_WORK TO BE COMPLETED_. Each line below that contains "title" should be counted. Give only the total.

_DATA UNDER STUDY_.
------------------------------------------------
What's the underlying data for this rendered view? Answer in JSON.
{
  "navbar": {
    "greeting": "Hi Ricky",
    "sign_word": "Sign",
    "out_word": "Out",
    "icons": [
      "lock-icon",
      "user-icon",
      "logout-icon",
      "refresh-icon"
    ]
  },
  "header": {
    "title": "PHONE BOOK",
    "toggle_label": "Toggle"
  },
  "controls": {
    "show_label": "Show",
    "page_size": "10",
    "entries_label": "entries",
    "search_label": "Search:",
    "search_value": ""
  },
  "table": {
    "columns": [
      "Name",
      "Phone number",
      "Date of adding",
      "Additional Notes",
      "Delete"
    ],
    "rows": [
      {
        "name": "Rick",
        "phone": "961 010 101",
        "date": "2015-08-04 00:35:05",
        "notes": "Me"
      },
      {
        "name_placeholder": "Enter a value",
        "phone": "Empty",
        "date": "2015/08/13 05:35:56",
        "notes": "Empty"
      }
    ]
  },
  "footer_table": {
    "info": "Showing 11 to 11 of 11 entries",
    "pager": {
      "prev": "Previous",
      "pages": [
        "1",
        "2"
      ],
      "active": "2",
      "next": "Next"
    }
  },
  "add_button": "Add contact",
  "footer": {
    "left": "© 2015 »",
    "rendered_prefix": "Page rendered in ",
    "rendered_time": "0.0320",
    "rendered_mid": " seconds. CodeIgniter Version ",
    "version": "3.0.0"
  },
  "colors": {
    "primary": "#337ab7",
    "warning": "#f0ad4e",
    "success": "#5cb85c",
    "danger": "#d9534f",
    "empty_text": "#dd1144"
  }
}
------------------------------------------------
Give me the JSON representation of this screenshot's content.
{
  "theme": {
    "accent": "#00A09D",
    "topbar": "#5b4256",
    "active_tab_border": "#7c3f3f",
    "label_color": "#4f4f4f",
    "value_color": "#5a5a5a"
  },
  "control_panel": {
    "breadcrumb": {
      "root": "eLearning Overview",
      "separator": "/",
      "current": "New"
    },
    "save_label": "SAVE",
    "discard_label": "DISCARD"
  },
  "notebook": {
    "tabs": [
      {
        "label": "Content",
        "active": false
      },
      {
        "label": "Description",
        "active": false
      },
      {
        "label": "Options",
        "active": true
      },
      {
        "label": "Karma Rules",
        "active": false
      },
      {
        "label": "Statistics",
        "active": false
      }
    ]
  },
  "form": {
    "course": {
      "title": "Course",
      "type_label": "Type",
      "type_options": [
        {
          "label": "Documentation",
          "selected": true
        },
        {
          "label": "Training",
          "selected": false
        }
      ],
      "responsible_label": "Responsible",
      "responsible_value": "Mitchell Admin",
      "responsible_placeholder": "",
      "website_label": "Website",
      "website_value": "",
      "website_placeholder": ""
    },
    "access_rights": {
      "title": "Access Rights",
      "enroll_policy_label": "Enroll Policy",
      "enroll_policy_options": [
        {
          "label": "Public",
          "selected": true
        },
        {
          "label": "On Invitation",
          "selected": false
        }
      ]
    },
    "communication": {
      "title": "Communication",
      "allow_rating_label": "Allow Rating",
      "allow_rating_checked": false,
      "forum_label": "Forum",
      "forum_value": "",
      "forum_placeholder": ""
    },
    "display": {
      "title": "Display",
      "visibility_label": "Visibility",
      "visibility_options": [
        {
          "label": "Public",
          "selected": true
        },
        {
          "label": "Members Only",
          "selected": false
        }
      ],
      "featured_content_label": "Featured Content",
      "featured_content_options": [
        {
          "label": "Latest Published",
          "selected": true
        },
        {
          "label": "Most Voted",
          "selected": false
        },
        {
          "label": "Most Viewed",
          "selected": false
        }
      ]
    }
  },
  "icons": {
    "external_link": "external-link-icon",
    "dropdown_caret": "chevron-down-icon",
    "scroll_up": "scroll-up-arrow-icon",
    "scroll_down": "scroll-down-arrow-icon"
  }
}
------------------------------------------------
_ANSWER BELOW_. 5